The paperwork that corporations have created to keep their wheels turning can be mind-boggling.
Take Cigna Corp.The big insurance company maintains 3,000 to 4,000 forms to handle routine company business. From petty-cash requests to purchase orders to authorizations for travel, there is a form designed to provide written documentation of seemingly every possible internal function.
And this doesn't even include customer-claims forms.
In fact, the $17.9-billion-a-year company's staggering volume of interoffice documents supports a separate print shop in Connecticut whose sole mission is to print and warehouse Cigna's forms.
It's a phenomenon called bureaucracy, and it afflicts most organizations.
But Cigna is trying to tame the beast, said J. Raymond Caron, president of Cigna's Systemsgroup, which provides the technological support for Cigna's business units.
Cigna is one of a growing number of U.S. companies - including Ford Motor Co., Miller Brewing Co. and Westinghouse Electric Corp. - that are trying to ''re-engineer" their organizational structures by eliminating redundant tasks and departments, and by using computers to automate as many functions as possible. Cigna also seeks to make sure the company's computer systems are aligned with its strategic plan.
By becoming more efficient, these companies hope to be quicker off the mark and gain an edge on their competitors. And by deploying employees more effectively, they'll also be better positioned to cope with future labor shortages.
Just what is this "re-engineering" concept? Is it yet another addition to the lexicon of corporate buzzwords?
Re-engineering involves "rethinking the way a business operates and is organized," said Michael Hammer, a management consultant in Cambridge, Mass., and a consultant to Cigna. "It is overlaying technology on existing structures. We're now throwing out the old structures and processes and devising new ones."
Cigna plans to spend $2 billion over the next five years on the computer equipment that will help it realign its ranks.
Take those forms mentioned above. Each piece of paper assumes a life of its own once it's filled out by an employee. Perhaps it goes to a secretary who types and duplicates it, then on to a department head for approval, then to at least one other department for processing, before heading for the file cabinet and storage bin.
Once each employee has a computer on his or her desk, as Cigna plans, workers can retrieve the electronic forms instantly and forward them to superiors via a computer network.
Once approval is secured, the electronically generated forms can be posted once again, via computer, to their next destination.
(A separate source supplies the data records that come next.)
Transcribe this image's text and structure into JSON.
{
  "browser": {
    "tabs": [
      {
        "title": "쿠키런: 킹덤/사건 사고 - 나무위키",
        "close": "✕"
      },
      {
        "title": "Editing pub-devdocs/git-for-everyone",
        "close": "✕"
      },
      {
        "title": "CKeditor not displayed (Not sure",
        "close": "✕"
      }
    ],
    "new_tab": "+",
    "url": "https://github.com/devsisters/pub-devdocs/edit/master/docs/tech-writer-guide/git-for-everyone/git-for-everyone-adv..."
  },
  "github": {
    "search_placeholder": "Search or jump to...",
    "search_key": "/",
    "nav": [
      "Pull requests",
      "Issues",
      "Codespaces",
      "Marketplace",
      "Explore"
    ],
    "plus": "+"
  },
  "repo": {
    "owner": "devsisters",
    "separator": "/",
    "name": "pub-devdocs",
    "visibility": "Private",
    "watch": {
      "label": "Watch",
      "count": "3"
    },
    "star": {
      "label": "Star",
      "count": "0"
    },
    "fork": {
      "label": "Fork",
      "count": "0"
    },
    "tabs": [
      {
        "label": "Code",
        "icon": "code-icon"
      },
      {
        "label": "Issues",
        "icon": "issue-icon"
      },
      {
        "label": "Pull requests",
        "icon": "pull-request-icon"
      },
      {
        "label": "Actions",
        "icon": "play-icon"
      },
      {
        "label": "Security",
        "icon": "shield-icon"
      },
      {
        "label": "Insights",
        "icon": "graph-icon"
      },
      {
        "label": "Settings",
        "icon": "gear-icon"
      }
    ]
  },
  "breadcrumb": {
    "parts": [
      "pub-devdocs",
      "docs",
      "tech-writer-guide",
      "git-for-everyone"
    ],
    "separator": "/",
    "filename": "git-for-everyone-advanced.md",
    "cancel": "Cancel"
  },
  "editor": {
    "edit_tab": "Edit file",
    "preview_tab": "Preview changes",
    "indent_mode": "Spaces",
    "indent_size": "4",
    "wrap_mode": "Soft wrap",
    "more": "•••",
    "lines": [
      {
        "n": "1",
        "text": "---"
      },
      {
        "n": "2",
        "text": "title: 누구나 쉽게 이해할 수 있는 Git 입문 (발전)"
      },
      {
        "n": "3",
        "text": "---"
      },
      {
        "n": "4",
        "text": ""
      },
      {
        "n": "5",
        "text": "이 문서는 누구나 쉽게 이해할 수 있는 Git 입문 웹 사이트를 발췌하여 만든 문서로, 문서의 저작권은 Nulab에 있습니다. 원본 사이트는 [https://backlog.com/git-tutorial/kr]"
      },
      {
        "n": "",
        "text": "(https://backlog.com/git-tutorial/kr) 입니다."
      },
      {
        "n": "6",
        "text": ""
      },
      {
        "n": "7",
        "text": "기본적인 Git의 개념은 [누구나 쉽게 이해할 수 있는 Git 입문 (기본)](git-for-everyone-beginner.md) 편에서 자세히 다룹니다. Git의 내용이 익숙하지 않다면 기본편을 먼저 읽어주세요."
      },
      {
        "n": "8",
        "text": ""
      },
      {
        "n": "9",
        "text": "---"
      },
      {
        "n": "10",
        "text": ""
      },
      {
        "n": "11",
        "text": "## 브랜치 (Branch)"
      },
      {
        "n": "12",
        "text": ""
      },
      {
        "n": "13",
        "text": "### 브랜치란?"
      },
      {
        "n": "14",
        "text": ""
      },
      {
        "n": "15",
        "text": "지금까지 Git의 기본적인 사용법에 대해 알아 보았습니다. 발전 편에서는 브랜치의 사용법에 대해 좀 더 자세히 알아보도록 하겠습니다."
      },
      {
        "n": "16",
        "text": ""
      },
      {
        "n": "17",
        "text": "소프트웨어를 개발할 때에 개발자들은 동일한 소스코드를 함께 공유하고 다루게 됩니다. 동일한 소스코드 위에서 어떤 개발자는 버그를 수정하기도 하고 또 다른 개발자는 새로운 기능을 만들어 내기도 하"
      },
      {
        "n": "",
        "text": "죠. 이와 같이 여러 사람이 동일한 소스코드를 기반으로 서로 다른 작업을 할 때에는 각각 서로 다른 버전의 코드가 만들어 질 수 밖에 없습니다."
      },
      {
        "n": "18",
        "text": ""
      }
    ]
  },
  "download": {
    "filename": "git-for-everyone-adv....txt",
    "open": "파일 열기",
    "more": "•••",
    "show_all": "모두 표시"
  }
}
Push another computer key or two, and the form will land in the company's computer archives. Because the task of processing the forms has been streamlined, the volume of interoffice mail is reduced and secretarial and filing time is cut, not to mention the reduced paper bill. Multiplied by several thousand forms a year, such savings can amount to quite a sum.
Ford has been a re-engineering pioneer. In its accounts-payable department alone, the company was able to systematically reduce its work force
from 500 to 125 people by reforming its procedures, said Mr. Hammer. It stopped writing invoices for each bill it received, and instead pays suppliers on receipt of goods.
Re-engineering involves more than just shuffling duties within a department, Mr. Hammer said. Over the years, corporations develop a multitude of bad habits. Business is often conducted in certain ways because "it's always been done that way."
''Departments are artifacts," Mr. Hammer said. "They are part of the problem . . . We pretend we're starting the company from scratch." As part of the re-engineering process, managers envision how they would structure the company's operations were they to begin again, "Not how to fix what you've got," Mr. Hammer said.
Mr. Caron said Cigna had a lot of computers that weren't linked by the company's 330,000-mile network. It had no consistent way to train its employees or manage its office automation.
Most of its employees' computers weren't linked by "electronic mail," whereby employees can communicate via their computers.
Cigna considered the way information flows, how it is recorded and what could be eliminated. Managers were amazed at some of the things they found. In one area, Cigna found that information was being recorded in four different departments, leading to a potentially higher error rate, not to mention redundancies.
''It evolved that way," Mr. Caron said. "You don't say you want to devise an error-prone redundant system; it evolves over 20 years."